by Sierra Johnson
April 8th was the start of something spectacular! Four groups participated in the student vs. teacher basketball game: freshmen (black jerseys), juniors and sophomores (white jerseys), seniors (purple jerseys), and teachers. There were three games total, each consisting of two, five minute matches. The first two games acted as an elimination games to see what grade level would play against the teachers.
The first game was the freshman vs. the juniors and sophomores. The juniors/sophomores started the game with two lightning fast scores. Freshmen were able to grab hold of the ball, but it was snatched back by the juniors/sophomores and they scored once again. Each team performed some nice spins while chasing after the ball, but the juniors/sophomores obliterated the freshman with a final score of 21 to 6. The second game was between the juniors/sophomores and the seniors. Right off the bat one can see that was going to be a close match; the juniors/ sophomores and seniors went back and forth until the juniors/sophomores got the first point. At one point during the game, the juniors/sophomores performed an outstanding dunk; however, they do not get the point. The game ended with the senior’s victory of a final score 14 to 9.
After an amazing half time performance by the cheerleaders, the final game arrived: seniors vs. teachers. This had to be the best game out of them all. The seniors did a good job blocking the teachers, but the teachers found a hole and made the first score of the game. This was a close game, much like the last one. One person who stood out in particular was Coach Lewis. He was, by far, the best blocker and proved to be a huge handicap to the seniors by scoring five times. The final score was 12 to 9, with the teachers being victorious.
by Sarah Hayden
On Wednesday, March 23, 2016, the Woodlawn junior class experienced a mock crash to raise awareness about drunk driving. Students participated in this event. The Louisiana State Police Department also helped in the event.
It started with a deputy announcing the scene of the crime. A 16 year old intoxicated female was driving home with her 16 year old male friend from graduation party. Suddenly, she swerved into oncoming traffic and collided head on into another driver. The passengers were injured on impact. The diver had a neck injury and the passenger’s legs were pinned under the dashboard. They were rushed to the E.R. and the female who had her legs pinned lost her legs. The 16 year old male died on impact and was put in a body bag and pulled away in a hearse. The police deputy had to inform his mom and the emotion from the mother was intense; it was as if it really happened.
The morale of the story is that you should be careful with who you get in a car with. If you are drunk then you should call an adult to come get you. A car crash can happen to anyone. At the end of the event students received bracelets that read, “U Drink U Drive U Walk” and then we said a prayer for all those effected by drunk drivers.
by Alexis Martin
Tuesday, February 9th was the end of the Mardi Gras season. There were five Krewe parades scheduled to be in Baton Rouge, Louisiana: January 30 Krewe of Mystique and Krewe of Orion, January 31 Krewe of Mutts, February 5 Krewe of Southdowns, and February 6 Krewe of Spanish Town.
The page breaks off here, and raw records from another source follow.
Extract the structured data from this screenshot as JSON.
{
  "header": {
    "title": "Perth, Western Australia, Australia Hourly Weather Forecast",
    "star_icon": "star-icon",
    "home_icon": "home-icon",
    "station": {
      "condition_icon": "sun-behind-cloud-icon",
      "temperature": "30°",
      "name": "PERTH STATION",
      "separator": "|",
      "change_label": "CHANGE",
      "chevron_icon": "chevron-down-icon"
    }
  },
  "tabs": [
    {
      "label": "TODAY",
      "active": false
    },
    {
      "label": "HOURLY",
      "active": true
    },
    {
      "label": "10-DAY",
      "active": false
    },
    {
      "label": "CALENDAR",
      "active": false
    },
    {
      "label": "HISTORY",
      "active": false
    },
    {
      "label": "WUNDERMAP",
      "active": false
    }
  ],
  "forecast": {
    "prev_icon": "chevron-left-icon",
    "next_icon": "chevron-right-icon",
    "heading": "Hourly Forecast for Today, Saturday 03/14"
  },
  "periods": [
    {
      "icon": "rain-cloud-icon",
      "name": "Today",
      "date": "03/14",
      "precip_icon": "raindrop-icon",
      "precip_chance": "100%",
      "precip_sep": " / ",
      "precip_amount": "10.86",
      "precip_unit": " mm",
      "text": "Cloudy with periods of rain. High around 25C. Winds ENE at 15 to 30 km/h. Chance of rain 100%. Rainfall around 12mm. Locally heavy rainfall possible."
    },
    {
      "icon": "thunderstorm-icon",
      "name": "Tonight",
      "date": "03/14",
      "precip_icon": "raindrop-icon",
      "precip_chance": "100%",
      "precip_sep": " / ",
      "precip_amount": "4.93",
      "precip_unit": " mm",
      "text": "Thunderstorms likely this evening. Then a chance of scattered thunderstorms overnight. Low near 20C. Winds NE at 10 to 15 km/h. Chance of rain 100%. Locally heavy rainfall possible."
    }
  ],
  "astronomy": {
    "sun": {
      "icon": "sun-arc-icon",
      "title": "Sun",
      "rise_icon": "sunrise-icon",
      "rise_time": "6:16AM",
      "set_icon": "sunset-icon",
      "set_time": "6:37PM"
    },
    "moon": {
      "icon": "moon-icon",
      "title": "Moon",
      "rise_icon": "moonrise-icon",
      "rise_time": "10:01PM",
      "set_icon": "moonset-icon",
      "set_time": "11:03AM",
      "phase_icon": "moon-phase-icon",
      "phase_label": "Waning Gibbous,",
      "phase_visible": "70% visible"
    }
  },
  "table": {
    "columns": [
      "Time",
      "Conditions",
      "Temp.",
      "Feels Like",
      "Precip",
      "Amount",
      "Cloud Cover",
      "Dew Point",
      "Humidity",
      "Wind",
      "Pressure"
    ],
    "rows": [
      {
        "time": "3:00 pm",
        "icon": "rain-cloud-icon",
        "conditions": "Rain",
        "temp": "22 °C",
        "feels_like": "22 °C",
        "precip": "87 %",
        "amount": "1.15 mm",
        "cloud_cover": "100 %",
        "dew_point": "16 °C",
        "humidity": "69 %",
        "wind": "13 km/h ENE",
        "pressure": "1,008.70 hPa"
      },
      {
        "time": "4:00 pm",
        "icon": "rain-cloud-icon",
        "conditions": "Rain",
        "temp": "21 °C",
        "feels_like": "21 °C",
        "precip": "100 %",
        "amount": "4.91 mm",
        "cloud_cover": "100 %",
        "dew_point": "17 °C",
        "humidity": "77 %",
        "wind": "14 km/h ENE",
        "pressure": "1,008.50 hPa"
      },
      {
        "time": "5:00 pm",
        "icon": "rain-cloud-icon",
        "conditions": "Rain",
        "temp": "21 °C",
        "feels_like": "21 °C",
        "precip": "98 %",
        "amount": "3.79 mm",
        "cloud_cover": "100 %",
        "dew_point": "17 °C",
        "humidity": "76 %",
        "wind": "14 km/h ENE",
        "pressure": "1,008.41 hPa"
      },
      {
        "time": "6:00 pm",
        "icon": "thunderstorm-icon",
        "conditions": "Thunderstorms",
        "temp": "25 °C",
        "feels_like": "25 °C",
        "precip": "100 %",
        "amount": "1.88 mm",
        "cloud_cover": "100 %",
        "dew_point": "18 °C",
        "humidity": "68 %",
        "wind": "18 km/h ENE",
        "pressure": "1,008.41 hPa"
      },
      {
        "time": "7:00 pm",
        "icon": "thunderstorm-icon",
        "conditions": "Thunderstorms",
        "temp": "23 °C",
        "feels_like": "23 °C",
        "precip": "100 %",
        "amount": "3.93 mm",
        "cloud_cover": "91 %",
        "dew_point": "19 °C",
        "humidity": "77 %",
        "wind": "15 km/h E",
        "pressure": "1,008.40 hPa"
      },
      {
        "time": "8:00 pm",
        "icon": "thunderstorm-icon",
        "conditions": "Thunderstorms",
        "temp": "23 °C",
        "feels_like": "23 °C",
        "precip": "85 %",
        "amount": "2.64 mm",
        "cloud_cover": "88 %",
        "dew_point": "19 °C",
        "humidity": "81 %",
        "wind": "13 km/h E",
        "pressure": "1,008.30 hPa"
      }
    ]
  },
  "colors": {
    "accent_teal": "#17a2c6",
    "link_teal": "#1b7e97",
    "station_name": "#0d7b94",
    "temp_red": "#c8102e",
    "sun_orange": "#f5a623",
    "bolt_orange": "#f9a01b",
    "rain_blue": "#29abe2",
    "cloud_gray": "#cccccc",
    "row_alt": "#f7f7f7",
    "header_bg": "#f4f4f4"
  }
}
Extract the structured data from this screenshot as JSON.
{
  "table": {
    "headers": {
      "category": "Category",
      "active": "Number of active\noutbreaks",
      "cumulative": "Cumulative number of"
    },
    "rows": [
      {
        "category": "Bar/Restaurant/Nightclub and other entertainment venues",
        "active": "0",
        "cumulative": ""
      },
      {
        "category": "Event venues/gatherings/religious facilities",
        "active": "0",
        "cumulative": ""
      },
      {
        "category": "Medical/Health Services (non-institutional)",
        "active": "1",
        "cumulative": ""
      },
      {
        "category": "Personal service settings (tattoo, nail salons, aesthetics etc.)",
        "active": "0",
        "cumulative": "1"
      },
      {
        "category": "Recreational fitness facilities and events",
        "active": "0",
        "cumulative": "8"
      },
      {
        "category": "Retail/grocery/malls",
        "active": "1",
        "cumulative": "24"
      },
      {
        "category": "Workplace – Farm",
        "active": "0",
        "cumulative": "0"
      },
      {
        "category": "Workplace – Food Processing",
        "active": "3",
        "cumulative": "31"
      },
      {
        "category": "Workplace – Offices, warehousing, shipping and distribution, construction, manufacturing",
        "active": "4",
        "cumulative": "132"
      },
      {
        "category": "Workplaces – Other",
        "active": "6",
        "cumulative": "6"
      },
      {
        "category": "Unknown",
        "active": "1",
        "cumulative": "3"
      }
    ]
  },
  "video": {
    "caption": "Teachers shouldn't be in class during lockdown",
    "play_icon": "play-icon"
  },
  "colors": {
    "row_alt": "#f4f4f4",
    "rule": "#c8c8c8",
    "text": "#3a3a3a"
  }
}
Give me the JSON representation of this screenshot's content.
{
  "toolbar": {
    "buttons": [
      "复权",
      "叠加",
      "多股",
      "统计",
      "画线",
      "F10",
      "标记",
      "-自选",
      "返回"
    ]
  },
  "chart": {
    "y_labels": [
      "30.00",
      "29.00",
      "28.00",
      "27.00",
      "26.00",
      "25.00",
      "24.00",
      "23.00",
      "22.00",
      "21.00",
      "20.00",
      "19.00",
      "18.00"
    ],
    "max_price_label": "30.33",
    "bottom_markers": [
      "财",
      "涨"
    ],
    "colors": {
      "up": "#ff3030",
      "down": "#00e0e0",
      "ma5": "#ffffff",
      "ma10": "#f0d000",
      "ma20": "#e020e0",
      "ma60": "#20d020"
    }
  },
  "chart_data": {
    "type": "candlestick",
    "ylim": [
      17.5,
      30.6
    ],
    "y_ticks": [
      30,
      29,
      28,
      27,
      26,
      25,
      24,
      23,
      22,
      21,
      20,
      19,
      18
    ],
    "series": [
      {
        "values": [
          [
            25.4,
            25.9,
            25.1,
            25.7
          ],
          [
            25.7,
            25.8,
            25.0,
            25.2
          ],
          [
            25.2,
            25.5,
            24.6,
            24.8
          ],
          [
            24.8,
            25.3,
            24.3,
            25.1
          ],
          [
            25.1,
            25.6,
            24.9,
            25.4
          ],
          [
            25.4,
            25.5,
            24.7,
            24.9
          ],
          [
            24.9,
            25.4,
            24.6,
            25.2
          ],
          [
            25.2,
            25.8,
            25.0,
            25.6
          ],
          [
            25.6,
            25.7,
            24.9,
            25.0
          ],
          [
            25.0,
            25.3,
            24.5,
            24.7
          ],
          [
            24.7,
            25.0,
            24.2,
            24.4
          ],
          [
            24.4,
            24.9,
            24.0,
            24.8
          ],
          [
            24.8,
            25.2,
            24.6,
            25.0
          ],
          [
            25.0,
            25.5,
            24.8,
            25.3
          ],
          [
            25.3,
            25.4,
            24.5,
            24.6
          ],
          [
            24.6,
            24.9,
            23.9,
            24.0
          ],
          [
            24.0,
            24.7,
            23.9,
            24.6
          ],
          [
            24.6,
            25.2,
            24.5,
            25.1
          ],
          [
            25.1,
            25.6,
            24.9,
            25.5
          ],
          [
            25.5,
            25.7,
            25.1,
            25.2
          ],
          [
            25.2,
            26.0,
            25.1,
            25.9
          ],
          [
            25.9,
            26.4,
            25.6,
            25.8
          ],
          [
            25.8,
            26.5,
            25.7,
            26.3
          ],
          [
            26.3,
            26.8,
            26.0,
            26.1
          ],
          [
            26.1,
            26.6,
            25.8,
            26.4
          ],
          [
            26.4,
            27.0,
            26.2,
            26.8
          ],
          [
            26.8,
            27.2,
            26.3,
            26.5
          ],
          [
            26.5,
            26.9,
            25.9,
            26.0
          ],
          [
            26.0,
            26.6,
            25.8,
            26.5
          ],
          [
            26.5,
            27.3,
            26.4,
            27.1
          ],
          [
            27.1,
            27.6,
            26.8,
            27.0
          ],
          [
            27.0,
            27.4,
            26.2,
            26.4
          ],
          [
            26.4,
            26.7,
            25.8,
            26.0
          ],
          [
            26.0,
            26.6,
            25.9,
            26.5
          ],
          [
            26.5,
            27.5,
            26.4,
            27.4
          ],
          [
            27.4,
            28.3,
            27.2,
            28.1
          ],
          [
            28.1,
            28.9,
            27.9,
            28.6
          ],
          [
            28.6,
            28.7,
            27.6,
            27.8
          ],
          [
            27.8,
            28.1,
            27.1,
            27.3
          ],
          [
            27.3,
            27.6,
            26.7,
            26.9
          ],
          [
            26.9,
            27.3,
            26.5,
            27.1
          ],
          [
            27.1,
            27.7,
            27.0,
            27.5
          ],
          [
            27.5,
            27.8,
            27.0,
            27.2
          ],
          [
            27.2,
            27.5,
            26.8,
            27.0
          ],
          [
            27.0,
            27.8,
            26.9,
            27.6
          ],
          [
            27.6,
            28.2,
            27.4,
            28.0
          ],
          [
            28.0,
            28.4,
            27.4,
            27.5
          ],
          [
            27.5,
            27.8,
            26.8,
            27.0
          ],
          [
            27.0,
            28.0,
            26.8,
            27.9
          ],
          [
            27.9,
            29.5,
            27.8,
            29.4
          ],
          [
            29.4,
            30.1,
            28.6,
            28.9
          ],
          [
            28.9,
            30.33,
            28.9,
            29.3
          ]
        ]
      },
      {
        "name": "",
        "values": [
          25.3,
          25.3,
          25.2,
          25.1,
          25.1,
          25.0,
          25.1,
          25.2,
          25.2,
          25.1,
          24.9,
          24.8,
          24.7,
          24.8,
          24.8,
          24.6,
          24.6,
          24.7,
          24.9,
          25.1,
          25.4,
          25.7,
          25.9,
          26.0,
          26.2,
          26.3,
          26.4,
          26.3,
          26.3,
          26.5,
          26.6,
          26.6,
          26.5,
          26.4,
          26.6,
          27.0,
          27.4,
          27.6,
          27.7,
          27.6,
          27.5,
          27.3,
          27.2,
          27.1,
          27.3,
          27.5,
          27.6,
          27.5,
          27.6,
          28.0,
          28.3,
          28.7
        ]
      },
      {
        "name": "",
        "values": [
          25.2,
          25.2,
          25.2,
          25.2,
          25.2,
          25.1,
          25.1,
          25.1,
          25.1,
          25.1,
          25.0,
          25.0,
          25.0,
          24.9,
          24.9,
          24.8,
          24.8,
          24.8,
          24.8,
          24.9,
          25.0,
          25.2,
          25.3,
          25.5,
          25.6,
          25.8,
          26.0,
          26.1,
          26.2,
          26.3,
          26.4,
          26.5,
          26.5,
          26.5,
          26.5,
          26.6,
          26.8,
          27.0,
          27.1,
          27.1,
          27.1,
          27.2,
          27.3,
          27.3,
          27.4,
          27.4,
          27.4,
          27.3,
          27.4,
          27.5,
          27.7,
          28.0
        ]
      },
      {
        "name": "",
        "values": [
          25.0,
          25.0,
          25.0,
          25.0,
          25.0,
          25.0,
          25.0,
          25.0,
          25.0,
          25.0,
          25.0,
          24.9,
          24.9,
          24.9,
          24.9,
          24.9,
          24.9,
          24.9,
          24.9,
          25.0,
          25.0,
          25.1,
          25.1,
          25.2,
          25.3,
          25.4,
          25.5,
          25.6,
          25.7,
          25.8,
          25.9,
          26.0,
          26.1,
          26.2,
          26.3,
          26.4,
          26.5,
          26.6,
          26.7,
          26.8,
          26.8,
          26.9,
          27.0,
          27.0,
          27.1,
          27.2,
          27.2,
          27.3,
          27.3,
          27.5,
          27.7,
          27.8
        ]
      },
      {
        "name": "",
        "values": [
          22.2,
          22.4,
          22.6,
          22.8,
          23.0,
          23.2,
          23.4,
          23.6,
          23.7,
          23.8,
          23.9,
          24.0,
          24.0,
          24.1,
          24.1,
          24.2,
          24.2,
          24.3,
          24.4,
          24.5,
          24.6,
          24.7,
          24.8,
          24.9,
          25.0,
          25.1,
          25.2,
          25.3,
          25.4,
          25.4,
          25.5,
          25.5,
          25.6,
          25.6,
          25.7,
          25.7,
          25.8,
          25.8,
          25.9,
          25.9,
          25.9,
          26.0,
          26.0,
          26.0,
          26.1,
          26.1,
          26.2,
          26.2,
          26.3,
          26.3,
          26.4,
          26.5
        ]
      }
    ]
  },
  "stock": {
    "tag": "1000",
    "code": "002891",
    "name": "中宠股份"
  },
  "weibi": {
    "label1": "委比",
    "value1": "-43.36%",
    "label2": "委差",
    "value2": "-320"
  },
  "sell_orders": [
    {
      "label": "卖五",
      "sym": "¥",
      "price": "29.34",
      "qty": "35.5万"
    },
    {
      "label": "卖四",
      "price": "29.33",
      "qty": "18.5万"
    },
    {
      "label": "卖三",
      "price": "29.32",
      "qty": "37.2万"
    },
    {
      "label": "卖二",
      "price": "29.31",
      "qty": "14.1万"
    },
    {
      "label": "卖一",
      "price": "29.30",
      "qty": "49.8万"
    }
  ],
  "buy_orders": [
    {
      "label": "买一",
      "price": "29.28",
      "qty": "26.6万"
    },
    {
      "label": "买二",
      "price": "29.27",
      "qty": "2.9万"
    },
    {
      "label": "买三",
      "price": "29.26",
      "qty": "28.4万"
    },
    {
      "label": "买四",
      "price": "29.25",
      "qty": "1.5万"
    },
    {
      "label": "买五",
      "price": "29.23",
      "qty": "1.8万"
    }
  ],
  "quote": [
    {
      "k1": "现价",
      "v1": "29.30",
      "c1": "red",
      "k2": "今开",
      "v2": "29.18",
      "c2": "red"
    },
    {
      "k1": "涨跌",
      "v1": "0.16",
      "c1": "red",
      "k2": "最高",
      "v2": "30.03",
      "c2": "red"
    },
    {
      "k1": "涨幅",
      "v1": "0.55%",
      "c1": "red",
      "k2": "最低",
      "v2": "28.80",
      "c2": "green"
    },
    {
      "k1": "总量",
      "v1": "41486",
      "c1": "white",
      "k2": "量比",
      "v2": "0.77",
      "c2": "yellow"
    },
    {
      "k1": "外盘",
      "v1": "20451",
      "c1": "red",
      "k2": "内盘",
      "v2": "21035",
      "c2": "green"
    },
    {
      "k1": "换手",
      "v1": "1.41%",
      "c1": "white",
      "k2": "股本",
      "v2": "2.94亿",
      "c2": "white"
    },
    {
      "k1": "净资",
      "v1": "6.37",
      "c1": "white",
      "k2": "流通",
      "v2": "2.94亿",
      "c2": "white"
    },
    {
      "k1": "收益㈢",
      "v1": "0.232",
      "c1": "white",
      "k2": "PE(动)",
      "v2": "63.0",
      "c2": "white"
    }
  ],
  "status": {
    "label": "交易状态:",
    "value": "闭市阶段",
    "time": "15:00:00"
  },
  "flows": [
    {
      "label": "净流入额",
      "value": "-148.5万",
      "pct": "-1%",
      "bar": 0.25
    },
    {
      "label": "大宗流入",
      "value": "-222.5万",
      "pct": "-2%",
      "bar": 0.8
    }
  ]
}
An interesting fact about the Krewe of Mystique is that they are the oldest parading Mardi Gras Krewe. The Krewe of Orion is known for bringing one of a kind entertainment, family oriented fun, public service, and economic stimulation to the Baton Rouge community. The Krewe of Mutts has CAAWS volunteers elect a dog to be king, queen, prince, and princess of the parade every year. In the parade includes dogs of people who sign up to be in the parade. There is also usually the spectator’s dogs on the sidelines watching the parade as well. The 2016 theme for the Krewe of Southdowns was “Under the Big Top”. The new judges for the 2016 parade, Krewe of Spanish Town, are Whitney Vann, Laken Boudreaux, Gerald Woods, and Tom Sylvest. We hope you visited the Krewe’s parade routes and celebrated Mardi Gras!